To a slurry of sodium hydride (2.6 g g., 55 mmole, 50:50 oil dispersion) in dry, distilled DMF (50 mL) under nitrogen atmosphere was added a solution of diethyl 1,4-dihydro-4-(2-trifluoromethylphenyl)-2,6-dimethyl-3,5-pyridine-dicarboxylate (19.9 g., 50 mmole) in DMF (125 mL). After hydrogen bubbling ceased, the reaction mixture was warmed in a water bath for 1/2 hour, and a toluene (200 mL) solution of N-(2-chloroethyl)-morpholine (8.1 g., 60 mmole) was added dropwise. The reaction mixture was stirred at 110°-115° for 4 hours.
The reaction mixture was cooled, vacuum filtered, and the filtrate was concentrated in vacuo. The brown paste was taken up in refluxing hexane and allowed to crystallize. Recrystallization from hexane afforded a beige solid (yield: 4.3 g.).
In a 100 ml round bottom reaction vessel was placed 17.5 mmol o-trifluoromethylbenzaldehyde (3.0 g) and 5 ml of ethyl aceto-acetate (39 mmol). The mixture was stirred and 20 ml of ethanol were added. To the stirred reaction mixture was added 2.86 g of N-(2-aminoethyl)-morpholine. The reaction mixture was refluxed overnight under a blanket of nitrogen.

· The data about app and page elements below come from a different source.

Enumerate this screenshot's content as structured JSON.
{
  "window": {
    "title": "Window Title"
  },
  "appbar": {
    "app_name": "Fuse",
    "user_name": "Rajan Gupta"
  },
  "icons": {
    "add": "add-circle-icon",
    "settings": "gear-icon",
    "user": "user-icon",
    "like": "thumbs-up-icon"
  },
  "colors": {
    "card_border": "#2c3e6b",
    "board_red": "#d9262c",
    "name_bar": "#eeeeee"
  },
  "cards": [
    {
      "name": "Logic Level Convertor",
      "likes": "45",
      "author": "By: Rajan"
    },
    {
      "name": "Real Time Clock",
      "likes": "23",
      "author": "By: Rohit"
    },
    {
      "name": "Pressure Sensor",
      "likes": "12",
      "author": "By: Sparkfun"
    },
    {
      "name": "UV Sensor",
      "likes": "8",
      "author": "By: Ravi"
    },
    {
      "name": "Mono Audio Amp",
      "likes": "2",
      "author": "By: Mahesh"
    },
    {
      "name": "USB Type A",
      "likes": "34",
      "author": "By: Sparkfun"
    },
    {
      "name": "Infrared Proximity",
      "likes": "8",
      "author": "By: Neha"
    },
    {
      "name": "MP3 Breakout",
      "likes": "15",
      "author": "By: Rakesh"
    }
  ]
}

The reaction mixture was worked up as follows: The cooled reaction mixture was poured into excess 1 molar citric acid solution and extracted into ethyl acetate. The ethyl acetate phase was separated, cross washed with 1 molar solium bicarbonate solution and finally brine. The ethyl acetate phase was separated, dried with magnesium sulfate and clarified and concentrated to an oil. The oil was chromatographed on silica gel substrate to yield the desired product.
|Cited Patent||Filing date||Publication date||Applicant||Title|
|JPS5170767A *||Title not available|
|Citing Patent||Filing date||Publication date||Applicant||Title|
|US4491582 *||Mar 3, 1983||Jan 1, 1985||Usv Pharmaceutical Corporation||N-(substituted piperazino)-1,4-dihydropyridine-3,5-carboxylic acid|
|US4500528 *||Mar 3, 1983||Feb 19, 1985||Usv Pharmaceutical Corporation||N-Substituted 1,4-dihydropyridines and pharmaceutical compositions|
|US4503223 *||Aug 11, 1983||Mar 5, 1985||Usv Pharmaceutical Corporation||Process for the purification of N-morpholinoalkyl dihydropyridines|
|US4622332 *||Feb 22, 1983||Nov 11, 1986||Bayer Aktiengesellschaft||Asymmetric diesters of Hantzsch dihydropyridines with hypotensive activity|
|US4656181 *||Nov 18, 1982||Apr 7, 1987||Cermol S.A.||Esters of 1,4-dihydropyridines, processes for the preparation of the new esters, and medicaments containing the same|
|US4659717 *||Aug 21, 1985||Apr 21, 1987||Eli Lilly And Company||Dihydropyridines useful in the treatment of angina and stroke|
|US4722931 *||Jun 17, 1986||Feb 2, 1988||Laboratorios Delagrange||Calcium antagonist|
|US4757071 *||Dec 9, 1985||Jul 12, 1988||Nisshin Flour Milling Co., Ltd.||1,4-dihydropyridine derivatives, and pharmaceutical compositions containing same, useful for treating cardiovascular diseases|
|US4780538 *||Feb 12, 1986||Oct 25, 1988||Merck & Co., Inc.||Process for 1,4-dihydropyridine compounds using a titanamine catalyst|
|US4833150 *||Jan 12, 1987||May 23, 1989||Nelson Research & Development Co.||1,4-dihydropyridines|
|US4849436 *||Mar 11, 1986||Jul 18, 1989||Nelson Research & Development Co.||1,4-dihydropyridines|
|WO1984002132A1 *||Nov 18, 1983||Jun 7, 1984||Cermol Sa||New 1,4-dihydropyridine esters and preparation methods thereof and drugs containing said esters|
|U.S. Classification||514/233.8, 544/128, 514/235.8, 544/131, 514/233.5, 514/235.5, 544/122, 514/235.2, 514/236.8|
|International Classification||A61P9/12, C07D211/90, A61K31/455, C07D211/30|